Effective April 1, 2011 rules regarding how mortgage originators (anyone who takes a residential loan application) may be compensated will be implemented. Currently most mortgage loan originators (MLO) are paid by the consumer (points), by the wholesale lender (rebate pricing) or a combination of both. MLOs may also be paid a salary and receive additional compensation based on volume (many banks pay this way). These rules are created by the Fed through modifications to Reg Z. Even though the rule goes into effect on April 1, 2011; lenders will probably enact deadlines in advance (sometime in March).
It’s no surprise to me that there are two different sets of rules based on if the mortgage loan originator is employed by a bank or true corresponent lender (like Mortgage Master Service Corporation) verses a mortgage broker. MLO’s who are employed by a bank or true correspondent are not paid directly by the consumer, they are paid by their employer (also referred to as the “creditor”). Mortgage Brokers are once again kicked in the teeth with the changes to Reg Z. I do wish we all had the same set of rules (including all being licensed) as consumers should not have to determine the type of originator and varying set of the regulations that apply.
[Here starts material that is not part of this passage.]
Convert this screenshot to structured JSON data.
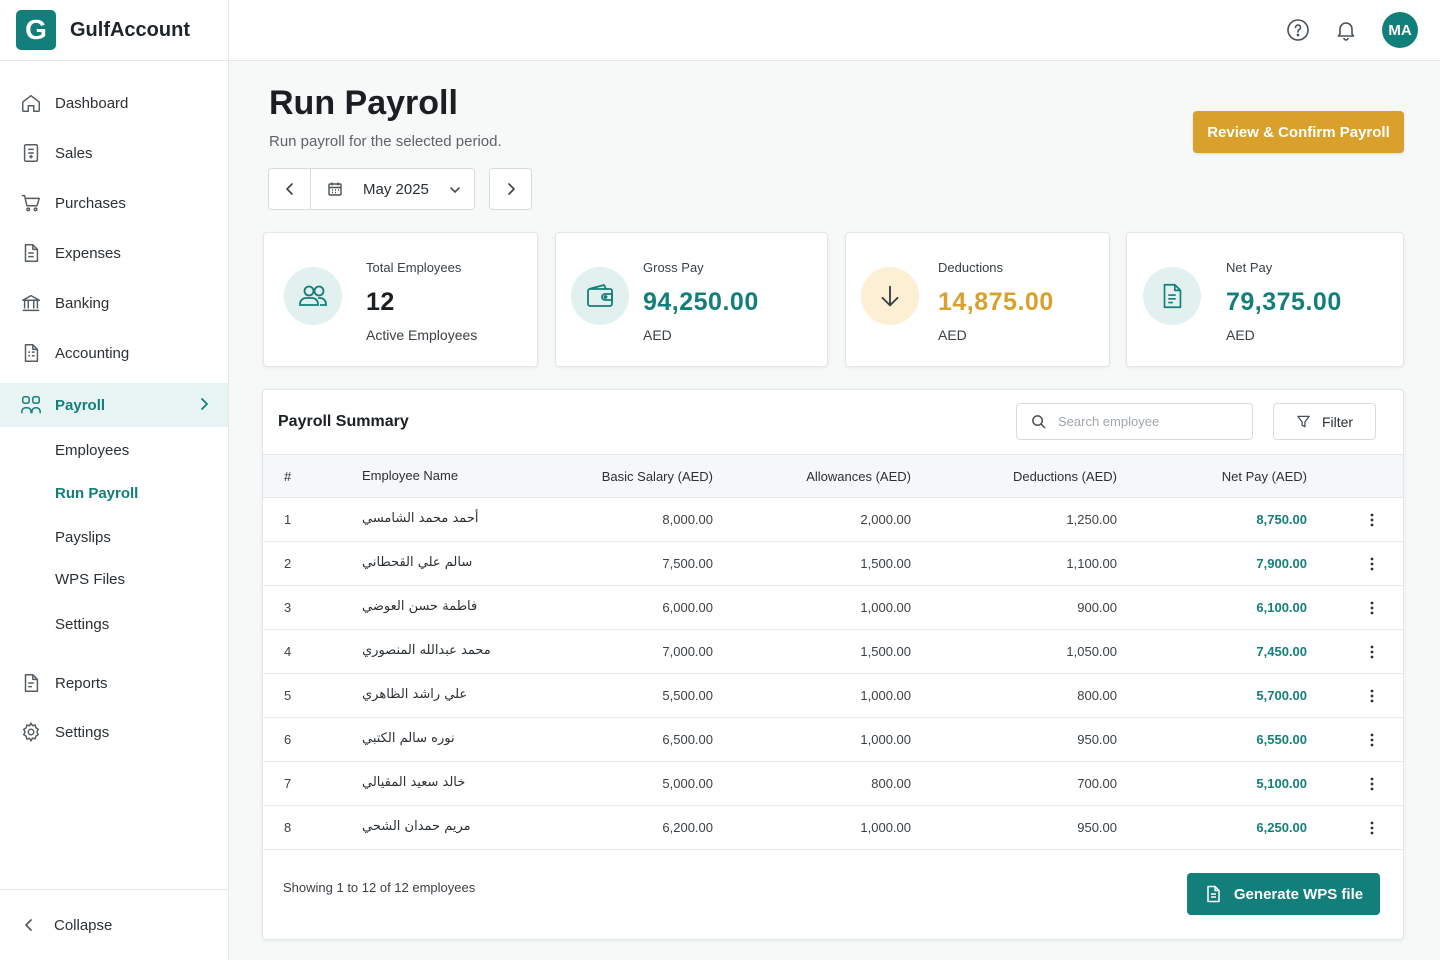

Mortgage Brokers will no longer be allowed to receive “dual compensation”. This means that MLOs employed by a mortgage broker will only be able to recieve compensation paid by the consumer OR paid by the wholesale lender. Let’s say that today, a rate priced with zero points is 5.000% (rebate pricing is 1 pt to the broker) and priced with 1 point origination fee paid by the consumer buys the rate to 4.75% (zero rebate from the lender), a mortgage broker could offer these scenarios. If the consumer decided they would like to have the rate of 4.875% and are willing to pay 0.5% in origination fee with the broker receiving 0.5% from the wholesale lender in rebate, this is not allowed per Reg Z. From my understanding, retail mortgage loan officers (employed by banks and true correspondents) will still have this option because the consumer is not directly paying the mortgage originator. I’m very thankful that I work for a correspondent lender, however it’s really not fair for the mortgage brokers.
Mortgage Loan Originators may not be paid based on the terms and conditions of the loan. The loan amount is not considered a term or condition however the interest rate is. This rule also prohibits “steering” a consumer to lender offering less favorable terms in order to increase the loan originator’s compensation”.
Owners of mortgage companies are currently scrambling trying to figure out how to compensate their mortgage originators.
In my opinion, changes to RegZ seem to favor how many big banks have been paying their mortgage originators: volume. How does a consumer benefit when the MLO who is taking care of their purchase or refinance is compensated by how many loans they can close in a specific period of time? Banks will continue to pay their MLOs less per transaction as they complete as many loan applications as possible as they sit and wait for next trusting bank customer to walk into the branch. In my opinion, banks want to pull the industry (quality of mortgage originator) down to their level so they have less competition.
I’m wondering which industry will our government get into next to control how one is paid? With what’s gone wrong in the housing industry, are the commissions paid to a real estate agent low hanging fruit?
How am I paid? (2007)